Felix Crux

Technology & Miscellanea 

Tags: ,

One of the big differences between how most people start out with accounting, and how professionals and big companies do it, lies in the distinction between cash basis and accrual basis accounting. Cash basis accounting is the simple, obvious, kind: we record transactions as they happen, and our ledger account balances reflect how much money is really present (or owed) right now in various accounts.

It might seem at first like this is the only possible or sensible way of tracking things, but accrual basis methods also have an intuitive appeal of their own, despite being rather different.

Consider, for example, a scenario where you complete some contract work but haven’t been paid yet; or are at a job a week before your latest pay-cheque is due. Naturally, you’d consider that you’re owed your wages, even if you don’t have anything written down in your cash basis accounting ledger. Or, to flip it around, if you receive a bill for this past month’s utilities, you know you owe that money even if it too isn’t in your ledger yet. Accrual basis accounting just means writing down these obligations at the time they’re incurred, rather than at the time they’re paid.

(This post is part of a series describing how I use the Ledger accounting system. For an introduction to ledger and this series, or to see all the entries, have a look at the first post).


Tags: ,

Sometimes you have to pay for something for which you will be reimbursed later, whether it’s a business travel expense or just spotting a friend some cash. Ledger makes it easy to not just track these expenses, but to know whether they’ve been paid back yet or not.

(This post is part of a series describing how I use the Ledger accounting system. For an introduction to ledger and this series, or to see all the entries, have a look at the first post).


Tags: ,

If you keep all your ledger transactions in one big file, it can quickly become messy and unwieldy. Fortunately, ledger has a feature that allows for easily separating different accounts into different files, without losing the ability to report on them all at once.

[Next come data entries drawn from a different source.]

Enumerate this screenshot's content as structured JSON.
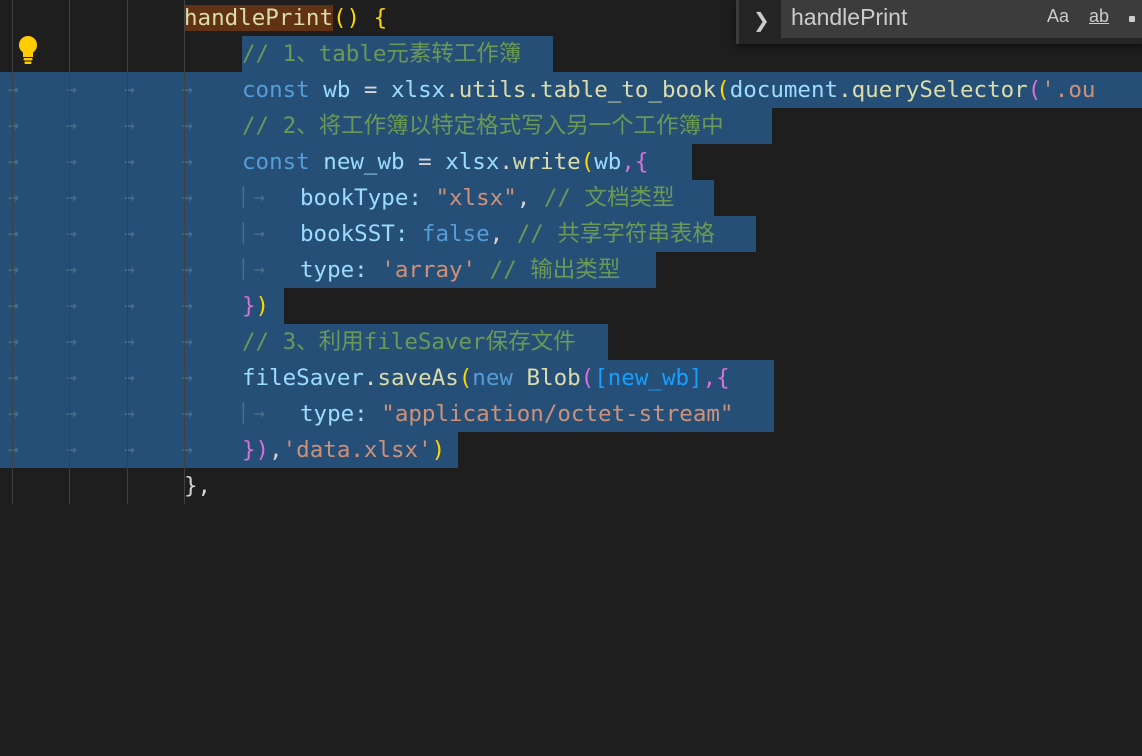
{
  "code": {
    "line1": {
      "name": "handlePrint",
      "rest": "() {"
    },
    "line2": {
      "comment": "// 1、table元素转工作簿"
    },
    "line3": {
      "kw": "const",
      "var": "wb",
      "op": " = ",
      "obj": "xlsx",
      "fn": ".utils.table_to_book",
      "open": "(",
      "arg": "document",
      "call": ".querySelector",
      "open2": "(",
      "str": "'.ou"
    },
    "line4": {
      "comment": "// 2、将工作簿以特定格式写入另一个工作簿中"
    },
    "line5": {
      "kw": "const",
      "var": "new_wb",
      "op": " = ",
      "obj": "xlsx",
      "fn": ".write",
      "open": "(",
      "arg": "wb",
      "brace": ",{"
    },
    "line6": {
      "key": "bookType:",
      "val": "\"xlsx\"",
      "comma": ",",
      "comment": "// 文档类型"
    },
    "line7": {
      "key": "bookSST:",
      "val": "false",
      "comma": ",",
      "comment": "// 共享字符串表格"
    },
    "line8": {
      "key": "type:",
      "val": "'array'",
      "comment": "// 输出类型"
    },
    "line9": {
      "brace": "}",
      "paren": ")"
    },
    "line10": {
      "comment": "// 3、利用fileSaver保存文件"
    },
    "line11": {
      "obj": "fileSaver",
      "fn": ".saveAs",
      "open": "(",
      "kw": "new",
      "cls": "Blob",
      "open2": "(",
      "arr": "[new_wb]",
      "brace": ",{"
    },
    "line12": {
      "key": "type:",
      "val": "\"application/octet-stream\""
    },
    "line13": {
      "brace": "}",
      "paren": ")",
      "comma": ",",
      "str": "'data.xlsx'",
      "close": ")"
    },
    "line14": {
      "text": "},"
    }
  },
  "whitespace": {
    "arrow": "→",
    "guide": "│"
  },
  "find_widget": {
    "toggle_icon": "chevron-right-icon",
    "toggle_glyph": "❯",
    "search_term": "handlePrint",
    "match_case": "Aa",
    "match_word": "ab"
  },
  "colors": {
    "background": "#1e1e1e",
    "selection": "#264f78",
    "find_match": "#613214",
    "lightbulb": "#ffcc00"
  }
}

(This post is part of a series describing how I use the Ledger accounting system. For an introduction to ledger and this series, or to see all the entries, have a look at the first post).


Tags: ,

When trying to budget or understand regular baseline spending, special events like travel or large one-off purchases can distort the picture. Fortunately, ledger's tagging system allows us to report on these transactions separately, giving us better insight both into everyday expenses and the real cost of unusual events.

(This post is part of a series describing how I use the Ledger accounting system. For an introduction to ledger and this series, or to see all the entries, have a look at the first post).


Tags: ,

Instead of typing out the same half-dozen options every time you want a ledger report, you can define them once up front in a .ledgerrc file. This does make it annoying when you don't want those specific options, but there are ways around that.

(This post is part of a series describing how I use the Ledger accounting system. For an introduction to ledger and this series, or to see all the entries, have a look at the first post).


Tags: , ,

The Ledger accounting system is a powerful (but not very easy to adopt) software tool for double-entry bookkeeping. It can be used for far more than just basic finances: tracking billable hours, calculating taxes and tithes, reporting on the asset class balance of your investment portfolio… almost anything you can think of — if you can figure out how to do it.

Most of the information I could find just presented a basic overview of the simplest possible use of the tool. The official documentation, on the other hand, is very comprehensive, but it's like being given a pile of logs and some nails when you're trying to find out how to build a house.

I therefore will be writing up a series of posts on “Ledger Practices”, describing how I actually use the system for intermediate-complexity personal accounting. These should be “recipes” for solving real problems or answering real questions using ledger.